Data for this task section start
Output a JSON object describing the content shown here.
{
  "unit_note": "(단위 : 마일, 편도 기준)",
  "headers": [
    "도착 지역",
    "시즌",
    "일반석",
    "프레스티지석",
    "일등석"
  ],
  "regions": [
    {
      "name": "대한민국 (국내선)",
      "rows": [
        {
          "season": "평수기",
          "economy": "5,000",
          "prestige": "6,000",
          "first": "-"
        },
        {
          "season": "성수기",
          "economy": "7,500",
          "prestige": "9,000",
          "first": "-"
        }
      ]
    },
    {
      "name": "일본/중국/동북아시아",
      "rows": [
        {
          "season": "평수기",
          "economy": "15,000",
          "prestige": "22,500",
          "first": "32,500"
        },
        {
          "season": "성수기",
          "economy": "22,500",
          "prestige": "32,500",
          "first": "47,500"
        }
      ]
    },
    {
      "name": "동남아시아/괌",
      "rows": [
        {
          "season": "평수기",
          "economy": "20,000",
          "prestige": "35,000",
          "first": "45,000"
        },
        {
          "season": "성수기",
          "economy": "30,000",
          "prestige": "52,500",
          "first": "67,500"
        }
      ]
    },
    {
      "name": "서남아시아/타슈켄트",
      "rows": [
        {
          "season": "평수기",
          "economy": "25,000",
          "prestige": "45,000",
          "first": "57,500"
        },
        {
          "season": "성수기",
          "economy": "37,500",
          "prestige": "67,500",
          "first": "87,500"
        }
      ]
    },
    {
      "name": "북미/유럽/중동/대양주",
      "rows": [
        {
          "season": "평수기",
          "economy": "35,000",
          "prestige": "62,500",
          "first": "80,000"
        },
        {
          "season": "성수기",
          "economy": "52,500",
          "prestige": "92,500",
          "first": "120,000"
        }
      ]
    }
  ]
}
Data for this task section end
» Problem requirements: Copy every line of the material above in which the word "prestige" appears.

» Reply:
          "prestige": "6,000",
          "prestige": "9,000",
          "prestige": "22,500",
          "prestige": "32,500",
          "prestige": "35,000",
          "prestige": "52,500",
          "prestige": "45,000",
          "prestige": "67,500",
          "prestige": "62,500",
          "prestige": "92,500",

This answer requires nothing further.